In its early days, the genre -- angry, irreverent and full of thinly veiled sexual imagery -- hit teenagers where they lived and further drove the wedge between them and their parents, particularly in the buttoned-down atmosphere of the mid-'50s, when the form was born.
Things are a-changing, though. As rock musicians begin to play well into their 50s and even 60s, rock 'n' roll's trademark arrested adolescence appeals to both current kids and the people who were kids back in the day -- people who are now parents.
Now rock is something that spans the generations. Music -- and, more specifically, going to concerts -- is now a family-friendly activity.
"When I grew up, I wouldn't have been caught dead listening to my parents' music, let alone going to shows with them," says Nanette Tramont of Buffalo, a mother of two teenage boys. "When we went any place in the car, there was always a battle for the radio station.
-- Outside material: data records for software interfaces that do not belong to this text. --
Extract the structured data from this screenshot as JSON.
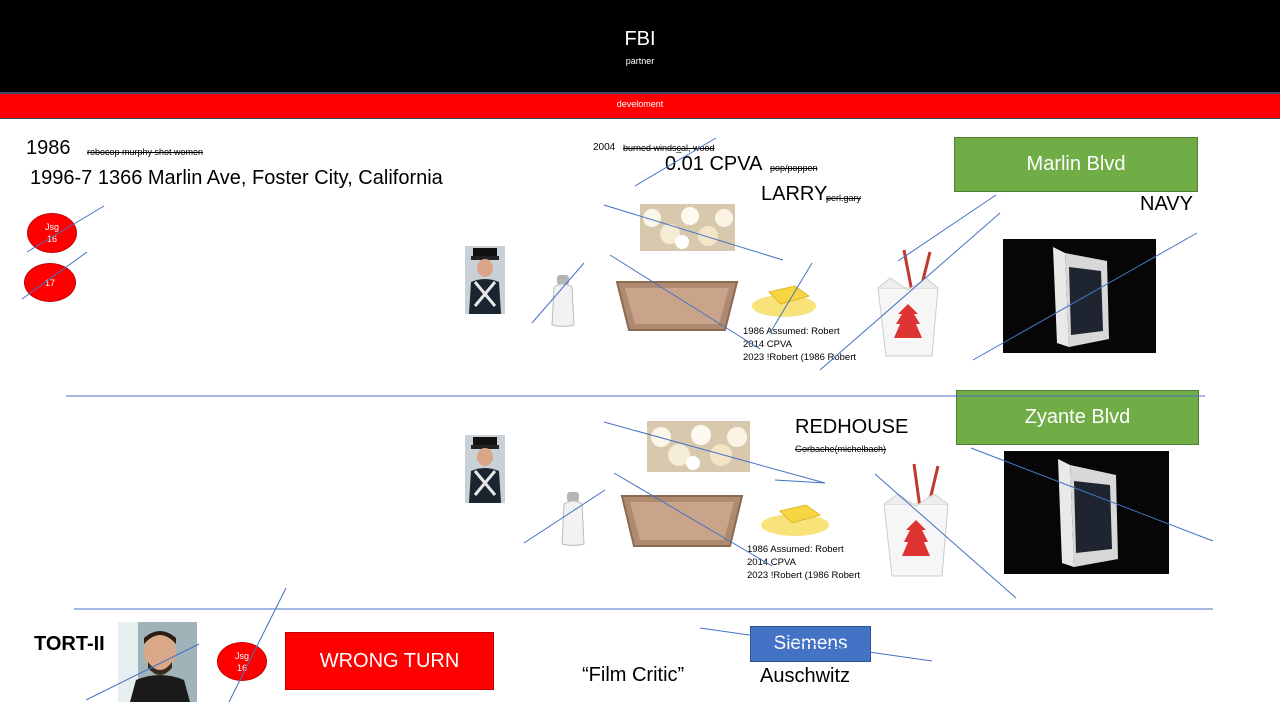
{
  "header": {
    "title": "FBI",
    "subtitle": "partner"
  },
  "banner": {
    "label": "develoment"
  },
  "top": {
    "year": "1986",
    "year_note": "robocop murphy shot women",
    "address": "1996-7 1366 Marlin Ave, Foster City, California",
    "year2004": "2004",
    "year2004_note": "burned windsc̲al, wood",
    "cpva": "0.01 CPVA",
    "cpva_note": "pop/poppen",
    "larry": "LARRY.",
    "larry_note": "perl.gary",
    "marlin": "Marlin Blvd",
    "navy": "NAVY",
    "notes": [
      "1986 Assumed: Robert",
      "2014 CPVA",
      "2023 !Robert (1986 Robert"
    ]
  },
  "badges": {
    "jsg16": [
      "Jsg",
      "16"
    ],
    "n17": "17",
    "jsg16b": [
      "Jsg",
      "16"
    ]
  },
  "middle": {
    "redhouse": "REDHOUSE",
    "redhouse_note": "Gorbache(michelbach)",
    "zyante": "Zyante Blvd",
    "notes": [
      "1986 Assumed: Robert",
      "2014 CPVA",
      "2023 !Robert (1986 Robert"
    ]
  },
  "bottom": {
    "tort": "TORT-II",
    "wrong_turn": "WRONG TURN",
    "film_critic": "“Film Critic”",
    "siemens": "Siemens",
    "auschwitz": "Auschwitz"
  },
  "icons": [
    "officer-photo",
    "salt-shaker-icon",
    "baking-pan-icon",
    "popcorn-photo",
    "butter-icon",
    "takeout-box-icon",
    "phone-photo",
    "man-photo"
  ],
  "colors": {
    "header": "#000000",
    "banner": "#ff0000",
    "green": "#70ad47",
    "blue": "#4472c4",
    "line": "#4472c4"
  }
}
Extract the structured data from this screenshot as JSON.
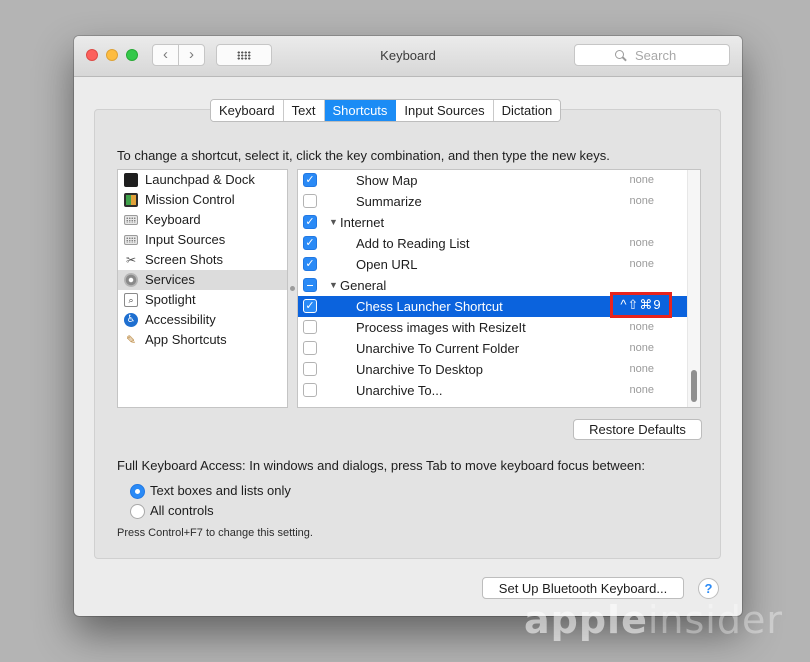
{
  "window": {
    "title": "Keyboard"
  },
  "search": {
    "placeholder": "Search"
  },
  "tabs": [
    {
      "label": "Keyboard",
      "active": false
    },
    {
      "label": "Text",
      "active": false
    },
    {
      "label": "Shortcuts",
      "active": true
    },
    {
      "label": "Input Sources",
      "active": false
    },
    {
      "label": "Dictation",
      "active": false
    }
  ],
  "instruction": "To change a shortcut, select it, click the key combination, and then type the new keys.",
  "categories": [
    {
      "label": "Launchpad & Dock",
      "icon": "launchpad-icon"
    },
    {
      "label": "Mission Control",
      "icon": "mission-control-icon"
    },
    {
      "label": "Keyboard",
      "icon": "keyboard-icon"
    },
    {
      "label": "Input Sources",
      "icon": "input-sources-icon"
    },
    {
      "label": "Screen Shots",
      "icon": "screenshot-icon"
    },
    {
      "label": "Services",
      "icon": "services-gear-icon",
      "selected": true
    },
    {
      "label": "Spotlight",
      "icon": "spotlight-icon"
    },
    {
      "label": "Accessibility",
      "icon": "accessibility-icon"
    },
    {
      "label": "App Shortcuts",
      "icon": "app-shortcuts-icon"
    }
  ],
  "shortcuts": [
    {
      "type": "item",
      "label": "Show Map",
      "checked": true,
      "shortcut": "none"
    },
    {
      "type": "item",
      "label": "Summarize",
      "checked": false,
      "shortcut": "none"
    },
    {
      "type": "group",
      "label": "Internet",
      "state": "checked"
    },
    {
      "type": "item",
      "label": "Add to Reading List",
      "checked": true,
      "shortcut": "none"
    },
    {
      "type": "item",
      "label": "Open URL",
      "checked": true,
      "shortcut": "none"
    },
    {
      "type": "group",
      "label": "General",
      "state": "mixed"
    },
    {
      "type": "item",
      "label": "Chess Launcher Shortcut",
      "checked": true,
      "shortcut": "^⇧⌘9",
      "selected": true,
      "highlighted": true
    },
    {
      "type": "item",
      "label": "Process images with ResizeIt",
      "checked": false,
      "shortcut": "none"
    },
    {
      "type": "item",
      "label": "Unarchive To Current Folder",
      "checked": false,
      "shortcut": "none"
    },
    {
      "type": "item",
      "label": "Unarchive To Desktop",
      "checked": false,
      "shortcut": "none"
    },
    {
      "type": "item",
      "label": "Unarchive To...",
      "checked": false,
      "shortcut": "none"
    }
  ],
  "buttons": {
    "restore": "Restore Defaults",
    "bluetooth": "Set Up Bluetooth Keyboard...",
    "help": "?"
  },
  "full_keyboard_access": {
    "label": "Full Keyboard Access: In windows and dialogs, press Tab to move keyboard focus between:",
    "options": [
      {
        "label": "Text boxes and lists only",
        "selected": true
      },
      {
        "label": "All controls",
        "selected": false
      }
    ],
    "hint": "Press Control+F7 to change this setting."
  },
  "watermark": {
    "part1": "apple",
    "part2": "insider"
  },
  "colors": {
    "accent": "#1b8cf5",
    "selection": "#0b63dd",
    "highlight_box": "#e8241d"
  }
}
"Not so today with me and my kids. Our tastes pretty much run the gamut. Sometimes I've gotten them interested in a band they wouldn't think they would want to be interested in, during driving trips, when it's my turn to pick a CD. This worked with the Beach Boys, who I grew up with and the kids never wanted to hear, because they never had. I put 'Pet Sounds' in the player and that was it. Now we've all got copies of it and 'Smile!' I know I'm not the only parent who shares musical tastes with my children. I see plenty of us at concerts."
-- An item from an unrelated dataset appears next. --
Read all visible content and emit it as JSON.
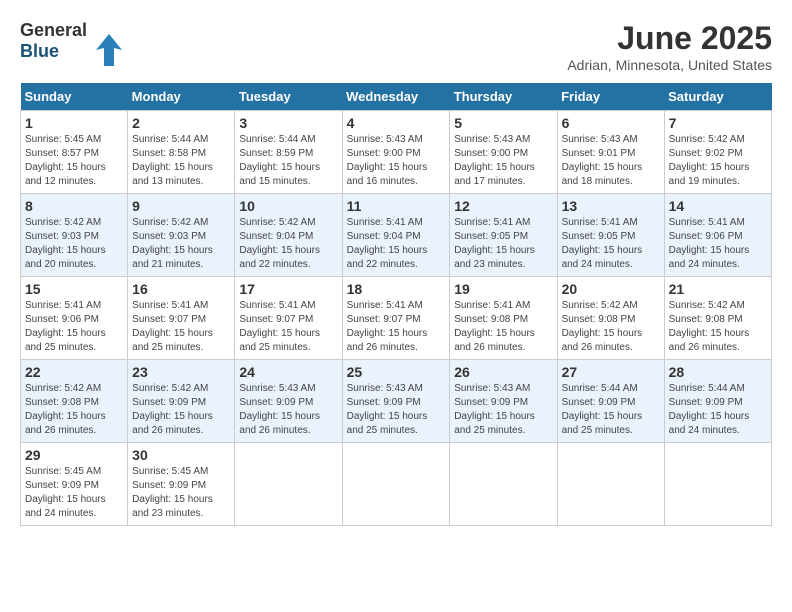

Perhaps the fact that rock music has always been based on rebellion is part of the reason that kids and their parents have never really "hung" together at concerts or bonded over music.
"I say, yes, that's probably the case," says Jonathan Coe of Amherst, whose 7-year-old has been attending shows with his parents for a few years.
"Although that wasn't the case in my house, when I was growing up. It was my dad who brought home the Dylan records, and my mom was a huge fan of the Beach Boys."
We should all be so lucky. With parents who grew up during the era of rock steeped in social and political themes and marked by serious musicianship, kids today have it good. Parents have become musical ambassadors and educators to their progeny.
"The Beatles blew my son away, from very early on," says Coe. "And then the Beach Boys, Springsteen, Tom Petty -- especially the song 'Free Falling,' which my son absolutely loves. U2 is another favorite at our house."
Coe displays the pride many feel when their kids listen to "parent-endorsed" music. "It's good stuff," he says. "It is miles and miles beyond what he hears on the radio. And he knows it."
Not that kids don't have a genre that's all theirs. Hip-hop is the choice of rebellion for many kids, much to their parents' disdain.
"My kid likes (hip-hop), but he also likes rock 'n' roll," says Coe. "I don't necessarily see it as a rejection of one form of music over another, but rather, simply a case of them expanding their musical horizons."
When it comes to choosing concerts to take kids to, parents have to consider safety and age-appropriateness. What kind of artist provides the best "family experience"?
That varies, but it usually centers around the artists the parents want to see.
"I took my son to see Bob Dylan in 2002," says Coe. "He was 5 and he loved it. He's also seen Roger McGuinn at Buffalo State in 2003, Southside Johnny and the Asbury Jukes at Thursday at the Square last year. He's seen Springsteen and U2, though he won't be seeing them this time around, since the tickets are so pricey."
"We've been to see Springsteen at Darien Lake, the Wallflowers, Blue Rodeo, and a few others," says Tramont. "We'll see the Dave Matthews Band and Tom Petty and the Heartbreakers at Darien Lake this summer. And definitely U2 at HSBC Arena in December."
Tramont believes all of this is a new phenomenon, based on the idea that more modern musicians are getting in touch with the history of the music and perhaps entering into the continuum.
"Much of today's music seems so much more sophisticated -- thematically, musically and lyrically -- and I think that type of music speaks to people of all ages, so it can touch parents as much as it touches their children," she says. "And the kids today are so much more sophisticated, too. The older music we both listen to is as sophisticated and is similar, thematically.
"I also think that parents today have a greater positive influence on their kids. Today's parents can be more attuned to good music and have much greater access to it now, what with satellite radio, car CD players, downloads, etc. So we parents are much more open to new music than, say, my parents were.
"It's really great to hear your kids playing good, new music. As a parent, it's very gratifying."